That same year, a federally sponsored conservation program rounded up the remaining condors and began a captive breeding program headquartered at San Diego Wild Animal Park (today known as the Safari Park) and the Los Angeles Zoo. As the condors bred, some were reintroduced into the wild. Most were released in California and Arizona, and a few were eventually released in Baja California, Mexico. Today, their numbers have rebounded to more than 440 known California condors in the wild or living in captivity.

In recent years, however, conservationists noticed a worrying trend: Condors living in coastal environments, such as near Big Sur, California, had fewer successful egg hatchings than condors living further inland. One reason could be that many of thse coastal condors are laying eggs with thinner eggshells.

“As many as 40 percent of coastal breeding-age California condors may experience eggshell thinning,” Dodder explained.

Researchers have hypothesized that the coastal condors’ diet might partly explain why.

California condors are scavengers that primarily subsist on carrion, the decaying flesh of dead animals. For coastal condors, that means a large part of their diet is made up of dead marine mammals—sea lions, dolphins and seals, for examples—that wash ashore.

Because California’s coastal waters are contaminated due to industrial runoff and wastewater and storm water discharge, these toxicants build up in the food web and become concentrated in top predators like marine mammals. If the condors are ingesting concentrated levels of environmental toxicants in coastal carrion, researchers worry it may explain why coastal condors’ eggshells are thinner and their reproductive success is lower.

To find out whether that’s the case, Dodder and Hoh, along with San Diego Zoo conservationists Christopher Tubbs and Ignacio Vilchis are scanning the chemical compositions of dead marine mammals found up and down the California and Baja California coasts, looking specifically for high concentrations of contaminants. The chemical scanning is performed using non-targeted analysis, a relatively new systematic method for identifying unexpected chemicals.

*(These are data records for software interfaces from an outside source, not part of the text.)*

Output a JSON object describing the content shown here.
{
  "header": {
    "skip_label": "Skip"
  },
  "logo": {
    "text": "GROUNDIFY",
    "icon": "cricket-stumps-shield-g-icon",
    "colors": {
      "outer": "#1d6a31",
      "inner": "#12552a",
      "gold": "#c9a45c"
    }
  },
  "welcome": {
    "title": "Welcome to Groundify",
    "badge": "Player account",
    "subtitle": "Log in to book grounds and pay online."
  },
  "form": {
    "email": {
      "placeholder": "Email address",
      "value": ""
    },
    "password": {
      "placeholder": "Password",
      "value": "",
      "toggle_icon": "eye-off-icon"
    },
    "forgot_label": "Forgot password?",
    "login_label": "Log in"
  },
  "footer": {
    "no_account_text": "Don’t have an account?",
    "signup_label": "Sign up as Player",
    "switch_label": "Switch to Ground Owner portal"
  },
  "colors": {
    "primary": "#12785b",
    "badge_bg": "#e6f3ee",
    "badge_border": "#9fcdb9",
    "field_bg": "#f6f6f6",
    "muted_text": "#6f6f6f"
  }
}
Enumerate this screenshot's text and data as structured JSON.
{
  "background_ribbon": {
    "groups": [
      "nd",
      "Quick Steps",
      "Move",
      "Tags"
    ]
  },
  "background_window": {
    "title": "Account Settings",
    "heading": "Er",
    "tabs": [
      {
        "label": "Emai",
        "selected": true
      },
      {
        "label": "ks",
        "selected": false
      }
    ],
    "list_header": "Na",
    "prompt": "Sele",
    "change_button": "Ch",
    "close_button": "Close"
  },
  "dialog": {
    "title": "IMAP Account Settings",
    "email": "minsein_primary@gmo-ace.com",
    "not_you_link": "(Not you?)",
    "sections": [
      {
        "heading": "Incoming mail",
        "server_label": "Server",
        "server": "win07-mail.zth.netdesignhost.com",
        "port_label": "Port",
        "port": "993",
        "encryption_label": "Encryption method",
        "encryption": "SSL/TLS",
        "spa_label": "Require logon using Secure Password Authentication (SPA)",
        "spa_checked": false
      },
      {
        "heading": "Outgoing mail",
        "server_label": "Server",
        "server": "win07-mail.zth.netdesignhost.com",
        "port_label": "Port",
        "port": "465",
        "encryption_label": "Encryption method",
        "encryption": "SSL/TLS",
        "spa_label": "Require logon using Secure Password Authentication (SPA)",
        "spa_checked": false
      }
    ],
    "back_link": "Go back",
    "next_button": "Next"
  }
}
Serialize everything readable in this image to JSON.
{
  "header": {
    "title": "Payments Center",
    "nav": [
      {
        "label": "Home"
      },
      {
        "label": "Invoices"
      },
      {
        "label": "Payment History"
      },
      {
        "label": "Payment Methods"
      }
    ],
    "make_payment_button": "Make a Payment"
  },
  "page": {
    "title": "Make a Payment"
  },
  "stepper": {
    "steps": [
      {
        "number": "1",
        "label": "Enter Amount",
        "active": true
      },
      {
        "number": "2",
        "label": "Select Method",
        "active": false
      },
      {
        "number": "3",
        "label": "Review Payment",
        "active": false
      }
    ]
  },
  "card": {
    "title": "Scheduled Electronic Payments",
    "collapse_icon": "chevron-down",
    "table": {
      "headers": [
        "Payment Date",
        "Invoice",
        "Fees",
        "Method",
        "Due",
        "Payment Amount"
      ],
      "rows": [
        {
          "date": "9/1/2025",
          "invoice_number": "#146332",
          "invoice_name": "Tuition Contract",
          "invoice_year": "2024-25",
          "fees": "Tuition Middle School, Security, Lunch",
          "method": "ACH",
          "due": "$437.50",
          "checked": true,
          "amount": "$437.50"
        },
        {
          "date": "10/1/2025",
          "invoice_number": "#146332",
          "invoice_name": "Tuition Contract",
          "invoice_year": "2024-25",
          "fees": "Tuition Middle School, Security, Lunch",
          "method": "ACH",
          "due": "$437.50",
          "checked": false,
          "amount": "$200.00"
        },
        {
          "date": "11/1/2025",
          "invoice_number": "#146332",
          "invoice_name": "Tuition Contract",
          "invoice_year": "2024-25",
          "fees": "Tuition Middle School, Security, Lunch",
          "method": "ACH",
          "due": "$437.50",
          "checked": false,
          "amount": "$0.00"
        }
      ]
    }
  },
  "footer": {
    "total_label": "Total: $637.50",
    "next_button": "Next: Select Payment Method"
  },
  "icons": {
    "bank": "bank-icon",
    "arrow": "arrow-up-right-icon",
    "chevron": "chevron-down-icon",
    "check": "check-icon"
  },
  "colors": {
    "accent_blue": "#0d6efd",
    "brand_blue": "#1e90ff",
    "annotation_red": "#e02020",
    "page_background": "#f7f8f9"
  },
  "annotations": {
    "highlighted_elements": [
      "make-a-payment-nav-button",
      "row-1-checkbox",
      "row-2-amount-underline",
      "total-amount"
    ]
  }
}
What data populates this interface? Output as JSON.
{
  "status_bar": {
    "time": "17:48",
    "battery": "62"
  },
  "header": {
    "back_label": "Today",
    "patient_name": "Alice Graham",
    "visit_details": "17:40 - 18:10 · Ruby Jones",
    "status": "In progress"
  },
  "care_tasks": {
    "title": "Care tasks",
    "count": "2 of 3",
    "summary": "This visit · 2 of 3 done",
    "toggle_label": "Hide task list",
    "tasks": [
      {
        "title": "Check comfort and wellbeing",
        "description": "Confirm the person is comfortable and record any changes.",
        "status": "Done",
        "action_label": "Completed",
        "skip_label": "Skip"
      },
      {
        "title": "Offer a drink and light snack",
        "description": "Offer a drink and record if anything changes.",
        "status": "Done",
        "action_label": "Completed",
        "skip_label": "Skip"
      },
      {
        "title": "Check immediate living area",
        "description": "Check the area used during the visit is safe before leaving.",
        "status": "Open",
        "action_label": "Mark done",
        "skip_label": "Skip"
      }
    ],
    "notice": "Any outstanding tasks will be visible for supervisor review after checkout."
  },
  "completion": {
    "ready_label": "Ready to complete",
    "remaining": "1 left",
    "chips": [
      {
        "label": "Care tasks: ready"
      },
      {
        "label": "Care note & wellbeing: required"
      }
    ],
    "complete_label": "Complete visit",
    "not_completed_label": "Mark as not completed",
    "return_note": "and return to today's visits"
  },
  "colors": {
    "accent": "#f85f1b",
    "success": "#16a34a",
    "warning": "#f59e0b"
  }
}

They will then compare those results to chemical analyses of blood sampled from dozens of California condors living in both inland and coastal environments, looking for tell-tale matches. The potential toxicity of these compounds of interest will then be evaluated using cell-based tests

“We’re zeroing in on fewer than a dozen highly concentrated contaminants that are abundant in both marine mammals and condors,” Dodder said.

Early results point to one potential toxic troublemaker: a compound known as tris(4-chlorophenyl)methane, or TCPM, that has been found in high concentrations in both marine mammal carcasses and condors. More research will be needed to determine whether TCPM is indeed playing a harmful role in condor reproduction, as well as what other contaminants might be involved.

The research is funded by a two-year, $257,000 grant from California Sea Grant, a program of the National Oceanic and Atmospheric Administration. The funding will also support training and research experience for an SDSU graduate student.

In addition to simply identifying harmful coastal contaminants that may be holding back California condor conservation efforts, researchers are also interested in whether Baja California—part of the birds' historical range—should receive an increased share of the reintroduced condors. Less hunting on the peninsula, explained Hoh, meaning condors there are probably exposed to less lead and human disruption.

“But because marine mammals migrate up and down the coast, a big unknown is whether the toxicity of marine mammals would be the same in Baja California as it is along the California coast, negating the other benefits,” Hoh said.